** Records from a collection **
········
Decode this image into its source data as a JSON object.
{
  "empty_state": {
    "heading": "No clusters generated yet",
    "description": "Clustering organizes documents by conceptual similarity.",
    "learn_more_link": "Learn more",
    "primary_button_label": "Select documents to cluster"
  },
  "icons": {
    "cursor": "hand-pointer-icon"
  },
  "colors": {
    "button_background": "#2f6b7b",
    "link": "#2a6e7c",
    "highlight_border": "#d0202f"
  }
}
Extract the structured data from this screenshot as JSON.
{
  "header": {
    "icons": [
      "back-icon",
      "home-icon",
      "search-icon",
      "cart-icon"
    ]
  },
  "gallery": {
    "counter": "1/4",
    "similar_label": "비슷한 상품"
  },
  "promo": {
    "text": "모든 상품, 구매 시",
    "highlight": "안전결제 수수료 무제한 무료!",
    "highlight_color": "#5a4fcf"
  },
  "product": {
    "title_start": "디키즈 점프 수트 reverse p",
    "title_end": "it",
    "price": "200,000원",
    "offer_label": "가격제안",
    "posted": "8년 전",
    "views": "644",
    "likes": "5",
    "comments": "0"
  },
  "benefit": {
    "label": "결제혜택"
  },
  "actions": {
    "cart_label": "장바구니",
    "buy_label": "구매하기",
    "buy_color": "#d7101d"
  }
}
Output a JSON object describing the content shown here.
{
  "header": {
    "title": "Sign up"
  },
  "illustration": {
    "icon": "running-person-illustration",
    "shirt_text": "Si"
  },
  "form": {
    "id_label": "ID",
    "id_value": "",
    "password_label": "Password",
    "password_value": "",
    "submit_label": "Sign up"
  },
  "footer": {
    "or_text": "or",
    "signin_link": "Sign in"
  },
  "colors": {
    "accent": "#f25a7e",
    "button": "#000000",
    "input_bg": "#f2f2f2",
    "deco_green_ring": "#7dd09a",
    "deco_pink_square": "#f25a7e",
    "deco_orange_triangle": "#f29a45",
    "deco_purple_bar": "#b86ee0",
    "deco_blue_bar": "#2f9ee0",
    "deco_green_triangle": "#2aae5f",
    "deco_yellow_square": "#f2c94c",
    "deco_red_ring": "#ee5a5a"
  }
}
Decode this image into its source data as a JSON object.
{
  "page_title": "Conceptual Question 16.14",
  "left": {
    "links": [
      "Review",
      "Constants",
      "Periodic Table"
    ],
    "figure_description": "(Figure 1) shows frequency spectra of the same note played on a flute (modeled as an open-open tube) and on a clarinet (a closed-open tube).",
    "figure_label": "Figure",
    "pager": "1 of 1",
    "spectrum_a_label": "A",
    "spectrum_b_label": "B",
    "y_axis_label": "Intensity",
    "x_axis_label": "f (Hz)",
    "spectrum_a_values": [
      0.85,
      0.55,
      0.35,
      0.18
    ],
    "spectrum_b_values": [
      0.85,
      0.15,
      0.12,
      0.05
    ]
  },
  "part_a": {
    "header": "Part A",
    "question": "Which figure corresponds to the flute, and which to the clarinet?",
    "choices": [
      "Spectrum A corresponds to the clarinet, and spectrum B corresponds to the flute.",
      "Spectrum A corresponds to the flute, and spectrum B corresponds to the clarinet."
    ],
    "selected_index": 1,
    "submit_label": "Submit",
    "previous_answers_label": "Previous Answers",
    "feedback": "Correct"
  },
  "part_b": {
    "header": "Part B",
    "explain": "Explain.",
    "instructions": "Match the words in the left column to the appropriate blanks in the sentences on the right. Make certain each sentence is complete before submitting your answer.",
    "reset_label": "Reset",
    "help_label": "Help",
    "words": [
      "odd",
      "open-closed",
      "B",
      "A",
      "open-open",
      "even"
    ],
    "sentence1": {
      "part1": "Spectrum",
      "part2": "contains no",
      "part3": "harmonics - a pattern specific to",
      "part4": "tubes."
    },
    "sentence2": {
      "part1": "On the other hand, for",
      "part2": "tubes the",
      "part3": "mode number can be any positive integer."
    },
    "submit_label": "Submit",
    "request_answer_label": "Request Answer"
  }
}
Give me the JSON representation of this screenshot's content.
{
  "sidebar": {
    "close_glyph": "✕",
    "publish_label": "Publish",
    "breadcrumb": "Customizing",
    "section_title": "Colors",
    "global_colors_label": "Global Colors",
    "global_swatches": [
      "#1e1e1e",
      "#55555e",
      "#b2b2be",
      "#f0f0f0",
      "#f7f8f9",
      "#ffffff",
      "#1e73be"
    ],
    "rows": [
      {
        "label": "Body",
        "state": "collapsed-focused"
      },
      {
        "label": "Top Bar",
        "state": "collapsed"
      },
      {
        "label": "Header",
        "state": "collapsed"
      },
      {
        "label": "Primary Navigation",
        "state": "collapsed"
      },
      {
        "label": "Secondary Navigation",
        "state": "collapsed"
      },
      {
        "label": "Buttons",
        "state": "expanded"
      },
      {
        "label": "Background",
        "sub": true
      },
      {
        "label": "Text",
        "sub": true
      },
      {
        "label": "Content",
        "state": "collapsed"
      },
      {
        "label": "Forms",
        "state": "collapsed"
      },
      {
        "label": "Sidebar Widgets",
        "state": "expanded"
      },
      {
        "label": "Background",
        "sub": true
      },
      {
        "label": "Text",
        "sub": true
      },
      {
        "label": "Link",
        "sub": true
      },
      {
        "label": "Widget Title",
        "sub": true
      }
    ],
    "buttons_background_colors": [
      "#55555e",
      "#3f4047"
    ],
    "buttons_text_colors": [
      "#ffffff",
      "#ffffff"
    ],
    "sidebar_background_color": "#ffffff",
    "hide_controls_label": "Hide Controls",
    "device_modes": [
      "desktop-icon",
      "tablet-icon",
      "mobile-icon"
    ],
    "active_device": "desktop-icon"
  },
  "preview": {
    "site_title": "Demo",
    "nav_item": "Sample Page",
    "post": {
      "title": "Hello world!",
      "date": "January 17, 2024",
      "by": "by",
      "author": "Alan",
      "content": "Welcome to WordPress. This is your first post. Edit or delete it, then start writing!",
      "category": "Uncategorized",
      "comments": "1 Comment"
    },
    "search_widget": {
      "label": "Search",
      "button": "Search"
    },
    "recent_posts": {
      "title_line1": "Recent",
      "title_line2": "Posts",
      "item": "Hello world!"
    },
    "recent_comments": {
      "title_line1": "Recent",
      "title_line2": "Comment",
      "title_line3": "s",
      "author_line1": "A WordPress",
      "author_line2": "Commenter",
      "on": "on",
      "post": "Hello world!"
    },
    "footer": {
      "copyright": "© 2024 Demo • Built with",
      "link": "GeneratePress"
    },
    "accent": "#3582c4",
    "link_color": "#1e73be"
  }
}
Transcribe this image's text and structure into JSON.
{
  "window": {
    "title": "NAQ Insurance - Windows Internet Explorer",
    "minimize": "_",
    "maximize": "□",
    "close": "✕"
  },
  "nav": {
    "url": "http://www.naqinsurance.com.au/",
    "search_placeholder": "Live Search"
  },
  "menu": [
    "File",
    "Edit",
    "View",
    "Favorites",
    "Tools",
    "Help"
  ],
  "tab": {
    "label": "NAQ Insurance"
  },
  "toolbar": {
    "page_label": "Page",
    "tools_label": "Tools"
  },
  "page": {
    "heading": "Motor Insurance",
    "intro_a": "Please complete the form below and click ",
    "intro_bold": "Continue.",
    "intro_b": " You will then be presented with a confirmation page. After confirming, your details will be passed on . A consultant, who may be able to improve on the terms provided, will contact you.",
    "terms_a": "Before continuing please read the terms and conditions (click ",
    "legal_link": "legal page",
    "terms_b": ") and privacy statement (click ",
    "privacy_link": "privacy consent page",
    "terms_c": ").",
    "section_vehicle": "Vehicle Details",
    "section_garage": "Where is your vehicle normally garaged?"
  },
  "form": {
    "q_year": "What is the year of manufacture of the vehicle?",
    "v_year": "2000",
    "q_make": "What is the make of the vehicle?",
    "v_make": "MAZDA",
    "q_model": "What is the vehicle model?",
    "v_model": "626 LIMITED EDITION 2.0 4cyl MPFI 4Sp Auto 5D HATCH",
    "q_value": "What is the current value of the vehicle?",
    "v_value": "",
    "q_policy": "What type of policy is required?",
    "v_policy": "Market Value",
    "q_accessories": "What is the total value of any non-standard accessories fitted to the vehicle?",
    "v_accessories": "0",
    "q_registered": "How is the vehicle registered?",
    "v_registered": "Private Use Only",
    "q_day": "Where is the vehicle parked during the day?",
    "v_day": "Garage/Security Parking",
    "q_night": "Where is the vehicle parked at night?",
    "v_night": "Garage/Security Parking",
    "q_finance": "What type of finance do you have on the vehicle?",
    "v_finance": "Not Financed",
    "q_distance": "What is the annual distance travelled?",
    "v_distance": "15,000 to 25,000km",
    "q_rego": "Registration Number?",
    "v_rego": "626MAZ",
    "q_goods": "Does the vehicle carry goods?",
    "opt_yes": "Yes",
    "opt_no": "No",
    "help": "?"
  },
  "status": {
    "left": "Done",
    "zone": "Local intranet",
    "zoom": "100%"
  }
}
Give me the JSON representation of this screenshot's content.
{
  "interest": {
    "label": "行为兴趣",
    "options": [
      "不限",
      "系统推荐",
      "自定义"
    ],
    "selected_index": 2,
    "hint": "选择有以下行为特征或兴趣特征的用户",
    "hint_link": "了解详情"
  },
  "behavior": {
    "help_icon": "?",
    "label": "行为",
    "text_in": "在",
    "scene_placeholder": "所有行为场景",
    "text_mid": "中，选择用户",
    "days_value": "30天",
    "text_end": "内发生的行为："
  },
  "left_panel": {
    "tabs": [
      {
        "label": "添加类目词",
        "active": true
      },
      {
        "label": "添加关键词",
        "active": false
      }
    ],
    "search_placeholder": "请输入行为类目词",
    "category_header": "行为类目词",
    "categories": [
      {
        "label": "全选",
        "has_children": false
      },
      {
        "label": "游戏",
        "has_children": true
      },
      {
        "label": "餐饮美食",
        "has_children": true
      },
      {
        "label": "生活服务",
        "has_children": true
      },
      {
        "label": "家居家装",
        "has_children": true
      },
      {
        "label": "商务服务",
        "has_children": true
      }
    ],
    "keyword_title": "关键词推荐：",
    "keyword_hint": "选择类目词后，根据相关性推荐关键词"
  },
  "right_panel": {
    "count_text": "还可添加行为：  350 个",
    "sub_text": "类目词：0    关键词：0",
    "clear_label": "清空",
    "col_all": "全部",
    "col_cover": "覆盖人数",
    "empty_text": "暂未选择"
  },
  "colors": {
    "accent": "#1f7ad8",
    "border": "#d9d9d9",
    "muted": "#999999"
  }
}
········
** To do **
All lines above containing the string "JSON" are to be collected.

** Written answer **
Decode this image into its source data as a JSON object.
Extract the structured data from this screenshot as JSON.
Output a JSON object describing the content shown here.
Decode this image into its source data as a JSON object.
Give me the JSON representation of this screenshot's content.
Transcribe this image's text and structure into JSON.
Give me the JSON representation of this screenshot's content.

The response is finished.